Unfortunately, we are confronted by a looming climate crisis, the effects of which could be devastating here and around the world. We now have to figure out what we need to do and what steps, even incremental baby steps, we can take to reduce the overload on the environment. Jonathan Safran Foer, in his latest book, We Are the Weather, recommends eliminating the intake of meat during breakfast and lunch to reduce the demand for animal-based food, since animals are a large source of methane-based air pollution and consume huge amounts of farm resources that could be reallocated to grow food for humans. He also recommends reducing air travel where possible, driving less where possible, and in general being more sensitive to our actions and to recognize how they affect the planet.
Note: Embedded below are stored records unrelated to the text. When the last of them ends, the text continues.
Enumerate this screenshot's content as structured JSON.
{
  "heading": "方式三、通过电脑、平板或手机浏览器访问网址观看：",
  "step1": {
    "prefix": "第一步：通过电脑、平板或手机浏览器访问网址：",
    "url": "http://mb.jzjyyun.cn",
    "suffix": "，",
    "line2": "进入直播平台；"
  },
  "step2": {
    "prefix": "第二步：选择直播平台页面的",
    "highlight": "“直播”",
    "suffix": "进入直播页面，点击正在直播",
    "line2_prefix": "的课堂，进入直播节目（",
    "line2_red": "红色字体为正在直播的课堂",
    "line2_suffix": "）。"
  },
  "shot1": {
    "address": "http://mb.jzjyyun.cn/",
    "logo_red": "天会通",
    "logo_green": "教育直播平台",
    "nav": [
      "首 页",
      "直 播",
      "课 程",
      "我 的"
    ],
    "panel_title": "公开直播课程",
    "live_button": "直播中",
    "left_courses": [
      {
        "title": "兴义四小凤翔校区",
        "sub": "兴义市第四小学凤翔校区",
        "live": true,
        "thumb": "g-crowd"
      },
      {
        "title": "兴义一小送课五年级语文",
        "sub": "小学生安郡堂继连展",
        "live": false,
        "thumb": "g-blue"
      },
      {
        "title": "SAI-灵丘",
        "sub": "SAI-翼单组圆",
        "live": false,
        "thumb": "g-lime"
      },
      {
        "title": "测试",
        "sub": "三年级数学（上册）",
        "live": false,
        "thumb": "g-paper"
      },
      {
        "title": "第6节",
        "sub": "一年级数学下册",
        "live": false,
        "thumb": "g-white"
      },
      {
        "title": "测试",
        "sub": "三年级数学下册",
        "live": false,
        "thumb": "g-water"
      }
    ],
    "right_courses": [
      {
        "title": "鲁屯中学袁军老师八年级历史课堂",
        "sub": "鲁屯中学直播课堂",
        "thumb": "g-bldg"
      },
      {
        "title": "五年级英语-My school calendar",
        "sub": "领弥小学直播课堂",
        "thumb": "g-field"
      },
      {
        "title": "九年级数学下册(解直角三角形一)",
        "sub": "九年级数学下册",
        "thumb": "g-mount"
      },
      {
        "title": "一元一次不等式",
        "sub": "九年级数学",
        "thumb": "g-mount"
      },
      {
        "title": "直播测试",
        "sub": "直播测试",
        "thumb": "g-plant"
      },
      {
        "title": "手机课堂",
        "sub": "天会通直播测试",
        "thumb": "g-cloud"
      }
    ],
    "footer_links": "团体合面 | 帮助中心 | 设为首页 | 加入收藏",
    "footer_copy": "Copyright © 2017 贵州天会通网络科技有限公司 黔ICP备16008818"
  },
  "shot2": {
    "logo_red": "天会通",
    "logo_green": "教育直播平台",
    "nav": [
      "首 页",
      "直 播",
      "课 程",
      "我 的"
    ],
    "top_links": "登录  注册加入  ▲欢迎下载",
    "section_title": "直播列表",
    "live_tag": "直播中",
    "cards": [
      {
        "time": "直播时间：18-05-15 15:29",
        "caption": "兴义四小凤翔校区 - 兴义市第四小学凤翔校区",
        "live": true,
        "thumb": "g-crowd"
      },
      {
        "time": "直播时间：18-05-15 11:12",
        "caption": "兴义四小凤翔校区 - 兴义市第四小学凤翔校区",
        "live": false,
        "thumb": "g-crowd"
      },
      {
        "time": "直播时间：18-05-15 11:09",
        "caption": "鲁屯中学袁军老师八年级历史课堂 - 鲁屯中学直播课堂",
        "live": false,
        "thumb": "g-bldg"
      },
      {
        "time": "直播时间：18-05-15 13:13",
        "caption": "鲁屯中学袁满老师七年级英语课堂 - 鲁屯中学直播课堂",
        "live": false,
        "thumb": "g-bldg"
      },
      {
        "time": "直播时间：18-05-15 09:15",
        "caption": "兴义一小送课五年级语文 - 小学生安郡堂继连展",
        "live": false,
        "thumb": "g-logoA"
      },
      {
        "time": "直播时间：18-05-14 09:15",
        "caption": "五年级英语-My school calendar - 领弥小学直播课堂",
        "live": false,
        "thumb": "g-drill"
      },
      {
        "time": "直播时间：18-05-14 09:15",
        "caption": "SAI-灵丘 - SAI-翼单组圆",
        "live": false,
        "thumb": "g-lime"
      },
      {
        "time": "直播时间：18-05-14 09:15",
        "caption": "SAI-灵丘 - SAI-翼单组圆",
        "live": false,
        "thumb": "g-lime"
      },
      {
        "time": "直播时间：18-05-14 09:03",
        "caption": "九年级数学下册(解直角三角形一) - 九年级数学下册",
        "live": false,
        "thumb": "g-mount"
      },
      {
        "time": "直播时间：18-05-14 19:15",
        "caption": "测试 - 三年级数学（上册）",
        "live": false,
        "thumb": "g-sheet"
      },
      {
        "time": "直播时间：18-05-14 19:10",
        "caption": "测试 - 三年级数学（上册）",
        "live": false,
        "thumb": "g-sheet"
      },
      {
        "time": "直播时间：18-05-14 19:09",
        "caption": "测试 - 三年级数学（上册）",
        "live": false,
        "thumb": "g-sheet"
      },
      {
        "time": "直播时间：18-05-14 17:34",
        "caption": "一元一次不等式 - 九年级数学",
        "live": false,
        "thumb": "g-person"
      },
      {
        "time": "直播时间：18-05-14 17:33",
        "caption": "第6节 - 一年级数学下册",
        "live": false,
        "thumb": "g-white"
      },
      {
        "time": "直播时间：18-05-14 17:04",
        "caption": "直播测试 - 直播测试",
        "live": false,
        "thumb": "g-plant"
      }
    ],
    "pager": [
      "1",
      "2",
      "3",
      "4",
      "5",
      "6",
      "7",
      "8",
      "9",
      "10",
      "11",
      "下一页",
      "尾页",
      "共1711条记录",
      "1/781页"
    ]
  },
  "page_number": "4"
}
At Hazon retreats, I have seen young Jews who are very secularized and uninvolved become turned on by learning how our tradition has interpreted our relationship with the environment. They have also become enthused about their Jewishness by recognizing that there is a growing community of like-minded Jews who care deeply about the environment and are concerned about the potentially cataclysmic damage caused by the climate crisis. As we envision what the Jewish community will look like in twenty years or more, I hope that Hazon can take significant responsibility for building a stronger, environmentally sensitive Jewish community in the Berkshires and beyond that takes the concept of repairing the world quite literally.
As I arise each morning in the Berkshires, I don’t have to think abstractly about the beautiful environment that I want to help preserve – it is all around me. It motivates and compels me to work hard on its behalf. A friend recently said, “Why focus on the Jews regarding global warming? We’re such a small population! “ But we have a legacy that is embedded throughout our texts that require us to act. We are also leaders in our communities and we can have ripple effects and make an impact. We must galvanize the Jewish communities across the country, each Jew, each Jewish institution, to recognize our role literally to repair the world. The future of the Jewish community and all future generations are relying upon us to do so. As Jonathan Safran Foer writes, “Is there anything more narcissistic than believing the choices you make affect everyone? Only one thing: believing the choices you make affect no one.”
For more information about Hazon, please visit its website, www.hazon.org. (Earth Day 2020 is on April 22.)